## WORK ITEM
Could you show all lines in the entries below that contain the string "Tours"?
═════ RAW DATA
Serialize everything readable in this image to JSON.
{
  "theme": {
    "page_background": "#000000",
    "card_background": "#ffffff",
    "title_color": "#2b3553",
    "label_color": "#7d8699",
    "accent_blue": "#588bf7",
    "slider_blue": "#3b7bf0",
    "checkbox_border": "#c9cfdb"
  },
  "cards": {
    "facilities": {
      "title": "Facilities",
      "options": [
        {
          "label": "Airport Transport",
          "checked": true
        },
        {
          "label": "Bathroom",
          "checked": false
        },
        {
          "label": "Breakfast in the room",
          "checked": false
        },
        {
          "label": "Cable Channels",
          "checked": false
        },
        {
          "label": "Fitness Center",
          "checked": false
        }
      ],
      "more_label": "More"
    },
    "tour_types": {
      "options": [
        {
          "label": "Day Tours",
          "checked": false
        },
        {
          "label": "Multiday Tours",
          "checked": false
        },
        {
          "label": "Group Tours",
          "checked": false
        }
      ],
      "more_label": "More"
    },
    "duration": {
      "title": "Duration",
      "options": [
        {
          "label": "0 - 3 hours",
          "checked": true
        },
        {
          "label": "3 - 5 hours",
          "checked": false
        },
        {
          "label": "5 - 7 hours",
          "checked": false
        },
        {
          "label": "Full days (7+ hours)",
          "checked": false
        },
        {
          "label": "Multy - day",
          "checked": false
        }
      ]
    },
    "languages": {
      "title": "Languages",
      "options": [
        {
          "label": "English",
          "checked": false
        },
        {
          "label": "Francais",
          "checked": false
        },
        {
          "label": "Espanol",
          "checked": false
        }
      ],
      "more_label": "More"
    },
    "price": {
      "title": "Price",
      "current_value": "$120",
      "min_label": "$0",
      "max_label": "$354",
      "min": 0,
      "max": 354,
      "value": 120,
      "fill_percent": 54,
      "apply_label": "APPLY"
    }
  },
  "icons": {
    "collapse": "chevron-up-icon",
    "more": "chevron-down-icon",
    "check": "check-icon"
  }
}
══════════
## TASK ANSWER
          "label": "Day Tours",
          "label": "Multiday Tours",
          "label": "Group Tours",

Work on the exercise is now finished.